Last week, I performed where most performers dread: in the main area of a pub. Worse still, it was a free gig, with many of the punters not there to see comedy, there was nowhere at the front of the stage for the audience to sit and there were a disproportionate amount of bar staff working who were talking very loudly.
Fortunately, this is exactly the type of gig I enjoy doing. I went up and started berating the bar staff to get them to be quiet and then I demanded I be given a shot. Incredibly, the manager obliged and I received some vodka.
I managed to get some decent laughs out of the room and towards the end of my set, I demanded another free shot from the bar. Amazingly, this worked a second time. When they asked for money, I told them to put it on my imaginary slate. I genuinely don’t know I got away with this, especially as there was a bouncer around, but I did exactly that. If I didn’t have a microphone and wasn’t on stage, I expect I would have been thrown out.
To make things even more ridiculous, someone came up to me afterwards and wanted to book me a paid gig. I don’t know if this will ever amount to anything, but I am still willing to take it as a gig win.
In other ridiculous news, I played the part of God in Q&A at the same variety night where I portrayed the physical embodiment of the 1990s back in February. I used a bed sheet as a toga, used white face paint on my beard and eyebrows, and had a bath mat on my head.

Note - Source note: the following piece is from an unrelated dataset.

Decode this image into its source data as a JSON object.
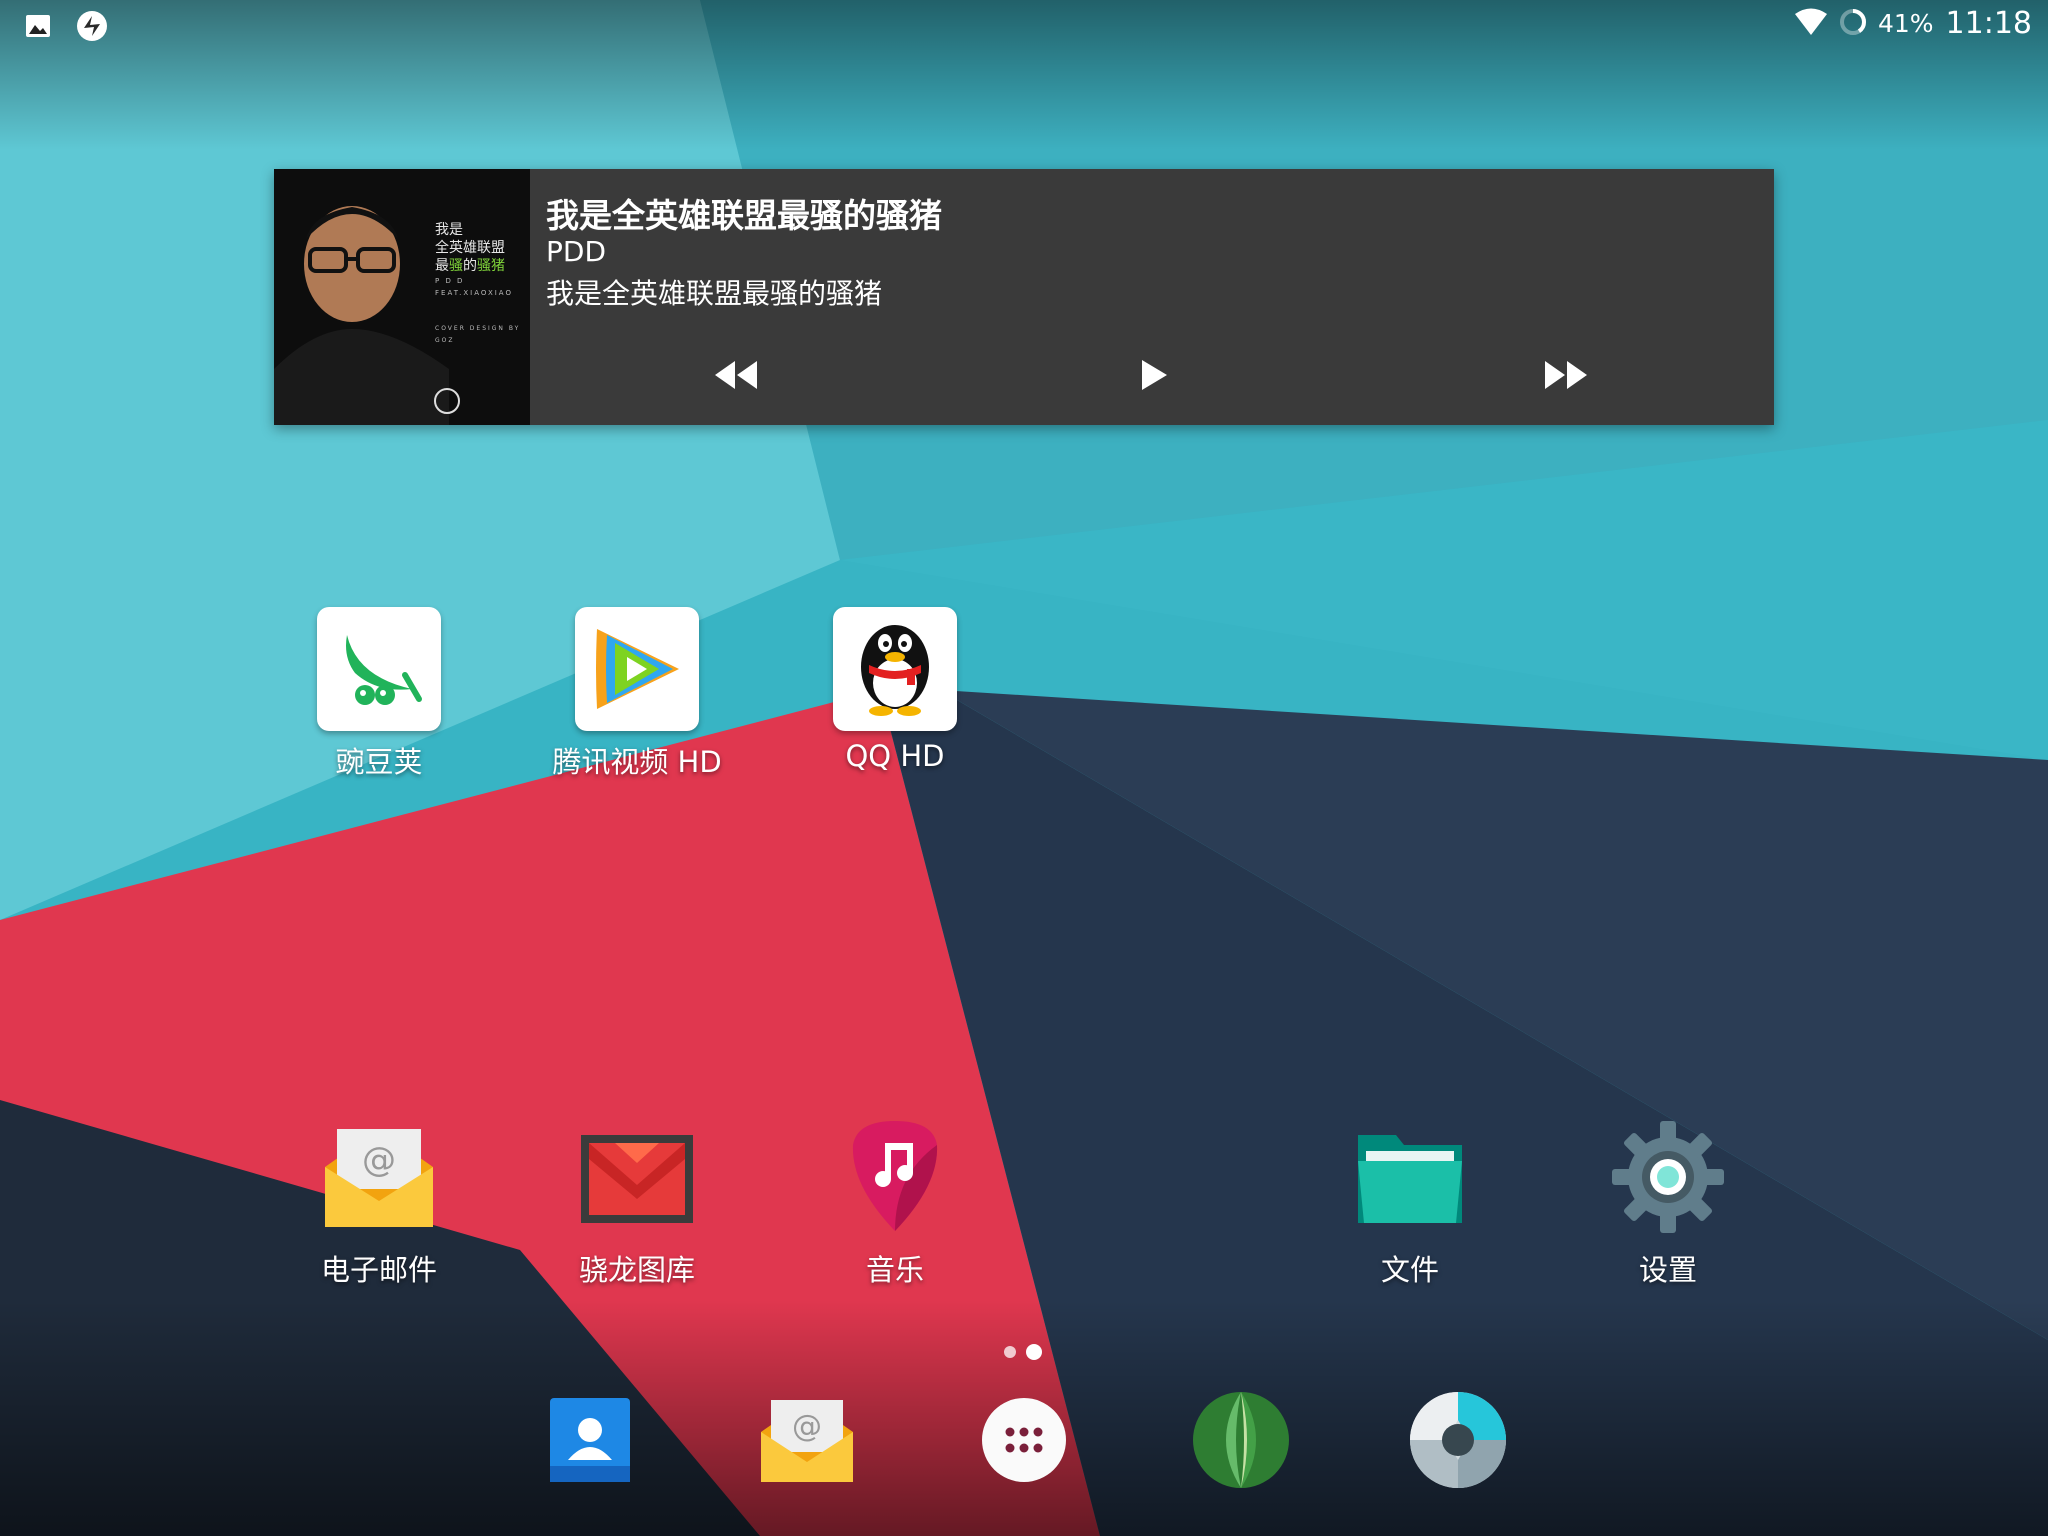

They were quite a rowdy crowd; so I just played it shouty and sweary, very similar to my 1990s persona. I also made threats to strike people down with arthritis and irritable bowel syndrome, then told someone dressed as Jesus that he was a disappointment to me. It was all very stupid and a lot of fun, proving for the second time in under a week just how much enjoyment can be had from berating people on stage.